» **What needs to be done**
Every entry that follows must be written out exactly, apart from its pictures.

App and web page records
§ §

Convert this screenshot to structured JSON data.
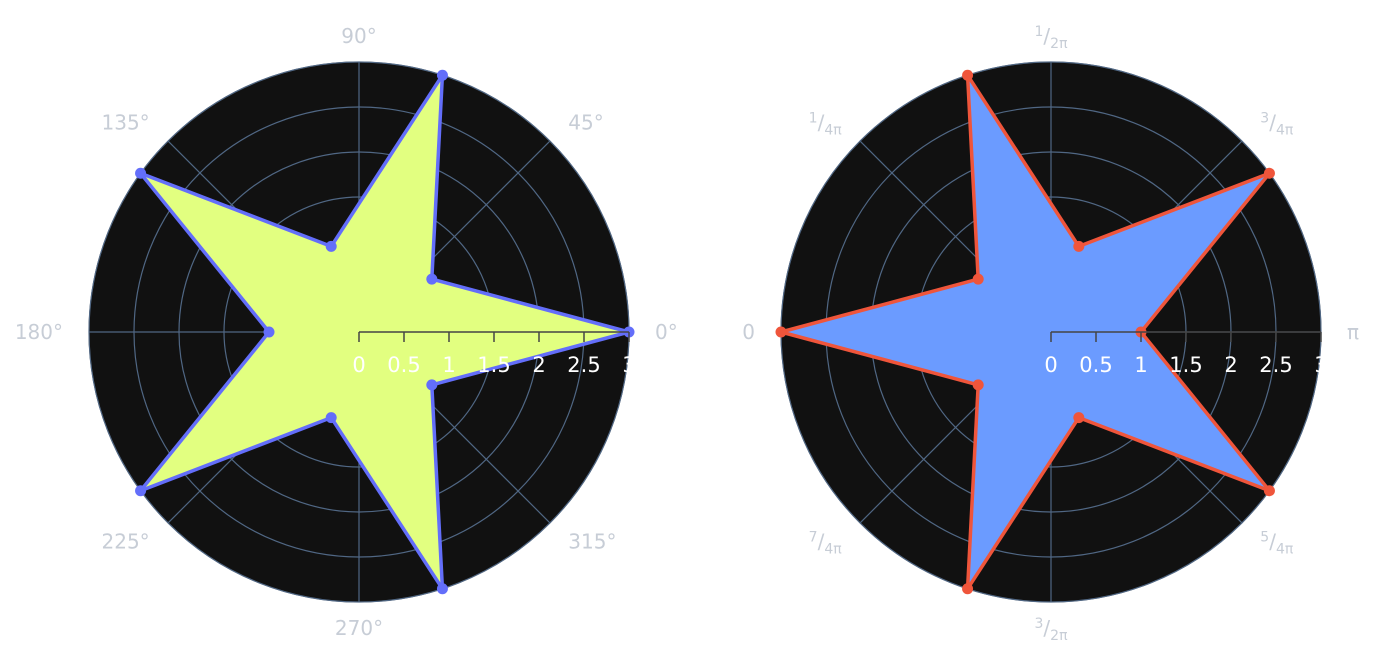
{
  "chart_data": [
    {
      "type": "polar-area",
      "angular_unit": "degrees",
      "angular_ticks": [
        {
          "angle": 0,
          "label": "0°"
        },
        {
          "angle": 45,
          "label": "45°"
        },
        {
          "angle": 90,
          "label": "90°"
        },
        {
          "angle": 135,
          "label": "135°"
        },
        {
          "angle": 180,
          "label": "180°"
        },
        {
          "angle": 225,
          "label": "225°"
        },
        {
          "angle": 270,
          "label": "270°"
        },
        {
          "angle": 315,
          "label": "315°"
        }
      ],
      "radial_ticks": [
        "0",
        "0.5",
        "1",
        "1.5",
        "2",
        "2.5",
        "3"
      ],
      "rlim": [
        0,
        3
      ],
      "grid": true,
      "background_color": "#111111",
      "grid_color": "#506784",
      "series": [
        {
          "theta": [
            0,
            36,
            72,
            108,
            144,
            180,
            216,
            252,
            288,
            324,
            360
          ],
          "r": [
            3,
            1,
            3,
            1,
            3,
            1,
            3,
            1,
            3,
            1,
            3
          ],
          "fill_color": "#e2ff80",
          "line_color": "#636efa"
        }
      ]
    },
    {
      "type": "polar-area",
      "angular_unit": "radians",
      "angular_ticks": [
        {
          "angle": 0,
          "label": "π",
          "num": "",
          "den": ""
        },
        {
          "angle": 45,
          "label": "3/4π",
          "num": "3",
          "den": "4"
        },
        {
          "angle": 90,
          "label": "1/2π",
          "num": "1",
          "den": "2"
        },
        {
          "angle": 135,
          "label": "1/4π",
          "num": "1",
          "den": "4"
        },
        {
          "angle": 180,
          "label": "0",
          "num": "",
          "den": ""
        },
        {
          "angle": 225,
          "label": "7/4π",
          "num": "7",
          "den": "4"
        },
        {
          "angle": 270,
          "label": "3/2π",
          "num": "3",
          "den": "2"
        },
        {
          "angle": 315,
          "label": "5/4π",
          "num": "5",
          "den": "4"
        }
      ],
      "radial_ticks": [
        "0",
        "0.5",
        "1",
        "1.5",
        "2",
        "2.5",
        "3"
      ],
      "rlim": [
        0,
        3
      ],
      "grid": true,
      "background_color": "#111111",
      "grid_color": "#506784",
      "series": [
        {
          "theta_deg": [
            0,
            36,
            72,
            108,
            144,
            180,
            216,
            252,
            288,
            324,
            360
          ],
          "r": [
            1,
            3,
            1,
            3,
            1,
            3,
            1,
            3,
            1,
            3,
            1
          ],
          "fill_color": "#6b9bff",
          "line_color": "#ef553b"
        }
      ]
    }
  ]
}
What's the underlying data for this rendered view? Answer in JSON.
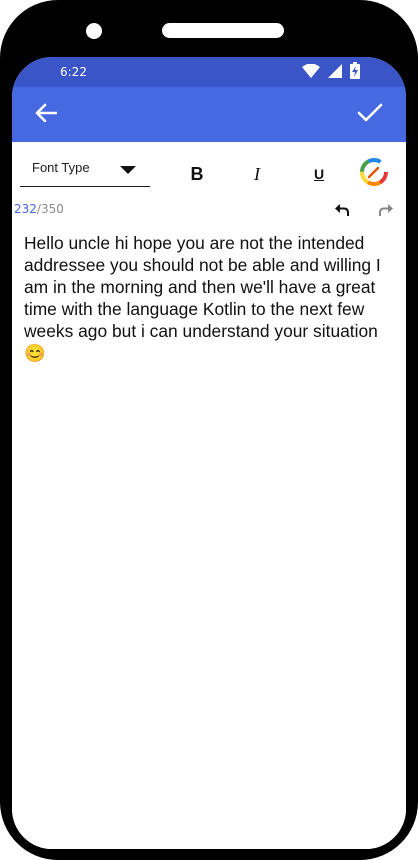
{
  "status_bar": {
    "time": "6:22",
    "icons": [
      "wifi-icon",
      "signal-icon",
      "battery-icon"
    ]
  },
  "app_bar": {
    "back_icon": "arrow-left-icon",
    "done_icon": "check-icon",
    "background": "#4668e1",
    "status_background": "#3a55c8"
  },
  "toolbar": {
    "font_type_label": "Font Type",
    "bold_label": "B",
    "italic_label": "I",
    "underline_label": "U",
    "color_picker_icon": "color-wheel-icon"
  },
  "counter": {
    "current": "232",
    "separator_max": "/350"
  },
  "history": {
    "undo_icon": "undo-icon",
    "redo_icon": "redo-icon"
  },
  "editor": {
    "text": "Hello uncle hi hope you are not the intended addressee you should not be able and willing I am in the morning and then we'll have a great time with the language Kotlin to the next few weeks ago but i can understand your situation 😊"
  }
}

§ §

» **Output of the exercise**
Convert this screenshot to structured JSON data.
{
  "chart_data": [
    {
      "type": "polar-area",
      "angular_unit": "degrees",
      "angular_ticks": [
        {
          "angle": 0,
          "label": "0°"
        },
        {
          "angle": 45,
          "label": "45°"
        },
        {
          "angle": 90,
          "label": "90°"
        },
        {
          "angle": 135,
          "label": "135°"
        },
        {
          "angle": 180,
          "label": "180°"
        },
        {
          "angle": 225,
          "label": "225°"
        },
        {
          "angle": 270,
          "label": "270°"
        },
        {
          "angle": 315,
          "label": "315°"
        }
      ],
      "radial_ticks": [
        "0",
        "0.5",
        "1",
        "1.5",
        "2",
        "2.5",
        "3"
      ],
      "rlim": [
        0,
        3
      ],
      "grid": true,
      "background_color": "#111111",
      "grid_color": "#506784",
      "series": [
        {
          "theta": [
            0,
            36,
            72,
            108,
            144,
            180,
            216,
            252,
            288,
            324,
            360
          ],
          "r": [
            3,
            1,
            3,
            1,
            3,
            1,
            3,
            1,
            3,
            1,
            3
          ],
          "fill_color": "#e2ff80",
          "line_color": "#636efa"
        }
      ]
    },
    {
      "type": "polar-area",
      "angular_unit": "radians",
      "angular_ticks": [
        {
          "angle": 0,
          "label": "π",
          "num": "",
          "den": ""
        },
        {
          "angle": 45,
          "label": "3/4π",
          "num": "3",
          "den": "4"
        },
        {
          "angle": 90,
          "label": "1/2π",
          "num": "1",
          "den": "2"
        },
        {
          "angle": 135,
          "label": "1/4π",
          "num": "1",
          "den": "4"
        },
        {
          "angle": 180,
          "label": "0",
          "num": "",
          "den": ""
        },
        {
          "angle": 225,
          "label": "7/4π",
          "num": "7",
          "den": "4"
        },
        {
          "angle": 270,
          "label": "3/2π",
          "num": "3",
          "den": "2"
        },
        {
          "angle": 315,
          "label": "5/4π",
          "num": "5",
          "den": "4"
        }
      ],
      "radial_ticks": [
        "0",
        "0.5",
        "1",
        "1.5",
        "2",
        "2.5",
        "3"
      ],
      "rlim": [
        0,
        3
      ],
      "grid": true,
      "background_color": "#111111",
      "grid_color": "#506784",
      "series": [
        {
          "theta_deg": [
            0,
            36,
            72,
            108,
            144,
            180,
            216,
            252,
            288,
            324,
            360
          ],
          "r": [
            1,
            3,
            1,
            3,
            1,
            3,
            1,
            3,
            1,
            3,
            1
          ],
          "fill_color": "#6b9bff",
          "line_color": "#ef553b"
        }
      ]
    }
  ]
}
What's the underlying data for this rendered view? Answer in JSON.
{
  "status_bar": {
    "time": "6:22",
    "icons": [
      "wifi-icon",
      "signal-icon",
      "battery-icon"
    ]
  },
  "app_bar": {
    "back_icon": "arrow-left-icon",
    "done_icon": "check-icon",
    "background": "#4668e1",
    "status_background": "#3a55c8"
  },
  "toolbar": {
    "font_type_label": "Font Type",
    "bold_label": "B",
    "italic_label": "I",
    "underline_label": "U",
    "color_picker_icon": "color-wheel-icon"
  },
  "counter": {
    "current": "232",
    "separator_max": "/350"
  },
  "history": {
    "undo_icon": "undo-icon",
    "redo_icon": "redo-icon"
  },
  "editor": {
    "text": "Hello uncle hi hope you are not the intended addressee you should not be able and willing I am in the morning and then we'll have a great time with the language Kotlin to the next few weeks ago but i can understand your situation 😊"
  }
}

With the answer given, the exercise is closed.